    Youth ministers needs to do everything in their power to join forces with the Holy Spirit to intentionally respond to the issue of student abandonment. Youth ministry does that by surrounding students with adults--preferably 5 adults to 1 student. Historically youth groups have been another extension of church. Youth ministry has separated [itself] from the entire church body functioning as their own mini-cool-student church . . . . [Y]outh ministry's goal should be to intentionally assimilate students into the church body and to surround these mid to late adolescents with as many adults as possible. The goal of the church is to make their adolescents disciples who are authentically walking with Jesus Christ within the context of the church community. This is why it is imperative that the youth ministry department exists to encourage, equip, and invite the entire body of Christ to come along side to assimilate students into the church community.


    What change(s) would you like to see in youth ministry in the next decade?

    I would love to see a youth ministry that is both missionally and family-driven. A missional youth ministry is outward and others-focused, with the goal of expressing and sharing the love of Jesus. Students realize that they are missionaries’ everyday of their life. God is working in all of their life, and because of that they seek to work in all of life with Him. Youth group is so much more than games, Bible studies, pizza, and twister. A youth ministry that is missionally driven takes Church outside of the walls of church. The missional focus reduces programs and elevates deep relationships with people of all generations.

    A youth ministry that is "family friendly" means that the youth ministry department is parenting with the parents. A family-based youth ministry recognizes the great reality of the parental influence. Kids need to be close to their family and are in need of familial relationships. Parents must see the youth ministry as [in] partnership with themselves, not replacements or superheros!

    What advice would you offer to those who are just starting their careers in youth ministry?

    Expect failure—problems and conflict are going to happen. You will fail. But when you fail, fall forward. Youth ministry is a road of success and failures. Do not get discouraged by failure, but be encouraged. Every youth talk or every youth group [gathering] is not going to be smooth and perfect. Simply prepare for the worst and hope for the best.

    Trust the Holy Spirit—Doing youth ministry essentially means you will be in the fast lane—24/7. Take some intentional time for you to be with God in prayer. Take silent retreats. Pray for and with your leaders. Let the Holy Spirit lead your ministry. Such a easy thing to do, but a hard thing to remember—let the Holy Spirit be your guide.

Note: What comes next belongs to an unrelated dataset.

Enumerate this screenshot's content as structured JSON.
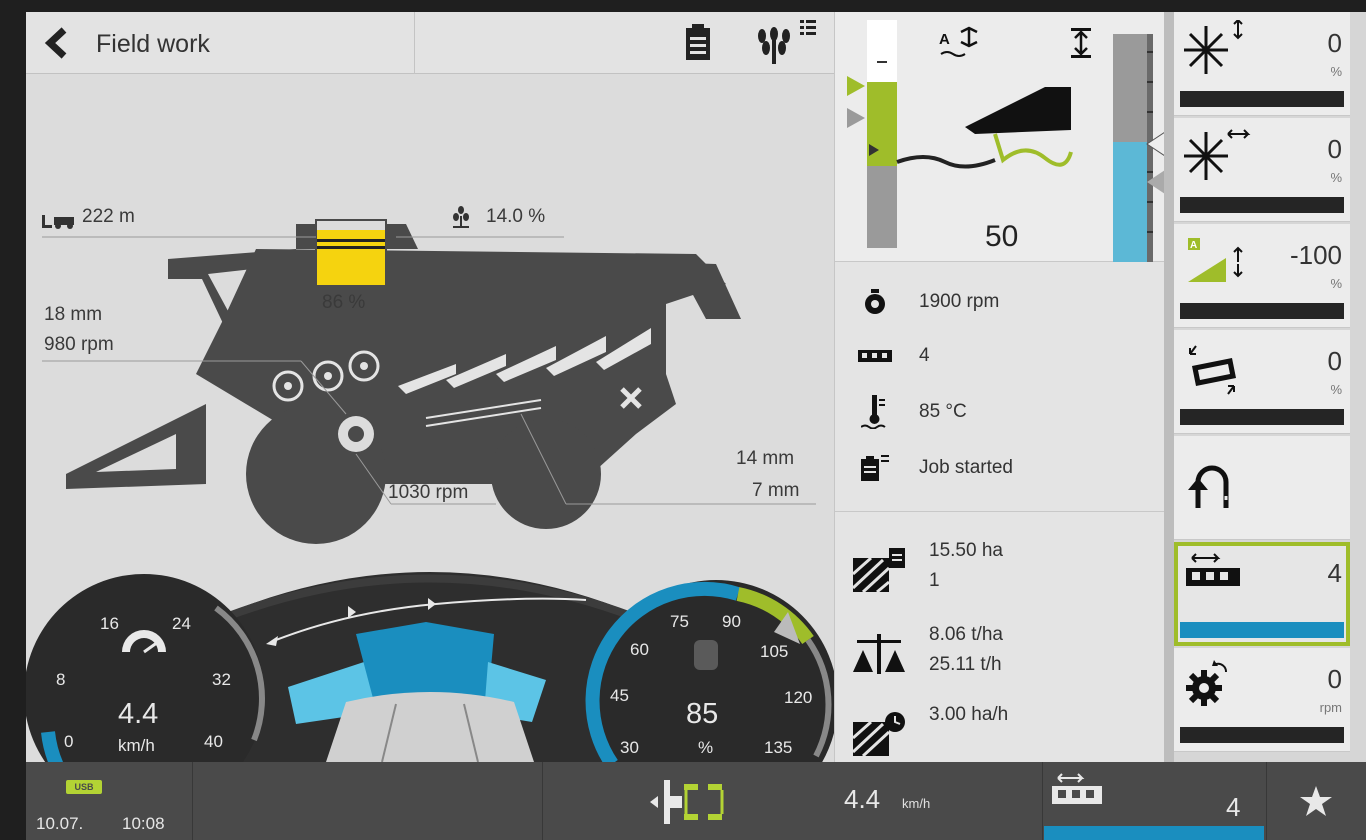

    Listen—Listen to everyone and anyone-especially the parents who you do not like and the parents who do not like you. Listen to your students. And when you are listening do not state your opinion until you have earned their trust. It is amazing how far listening will take you. Simply shut your mouth and listen!

    Learn—be a student. Read anything and everything. Read things that will stretch you, but yet comfort you. Take some seminary classes. Watch and observe your senior pastor. Create a youth pastor’s network in your area so you can learn from other youth pastors in the same geographical region. Learning is exciting. Consider learning a new adventure. A leader is a learner.

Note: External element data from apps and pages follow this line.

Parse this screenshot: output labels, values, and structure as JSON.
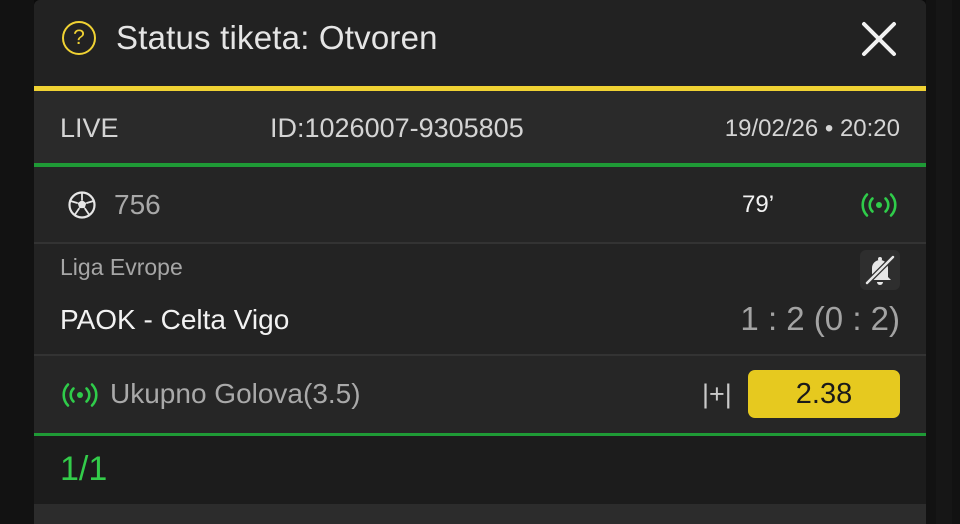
{
  "header": {
    "title": "Status tiketa: Otvoren",
    "help_icon_glyph": "?",
    "accent_color": "#f0d233"
  },
  "ticket": {
    "status_label": "LIVE",
    "id": "ID:1026007-9305805",
    "datetime": "19/02/26 • 20:20"
  },
  "match": {
    "sport_icon": "soccer-ball-icon",
    "number": "756",
    "minute": "79’",
    "live_indicator_icon": "live-broadcast-icon",
    "league": "Liga Evrope",
    "teams": "PAOK - Celta Vigo",
    "score": "1 : 2 (0 : 2)",
    "notification_icon": "bell-off-icon"
  },
  "bet": {
    "market": "Ukupno Golova(3.5)",
    "pick": "|+|",
    "odds": "2.38",
    "odds_button_color": "#e6c91f"
  },
  "summary": {
    "count": "1/1",
    "count_color": "#33cc4a"
  }
}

    Think Big—Dream and envision big for your student ministry. The sky is not the limit, heaven is. If there is a will, there is a win. Think positively. Have courage. Construct and develop a step-by-step action [plan] on how your vision can be achieved. When dreaming, think of the needs (both real and felt) of the students and the resources your church offers. Ministering for the Kingdom is a privilege, so maximize and capitalize on every opportunity.

    0 comments: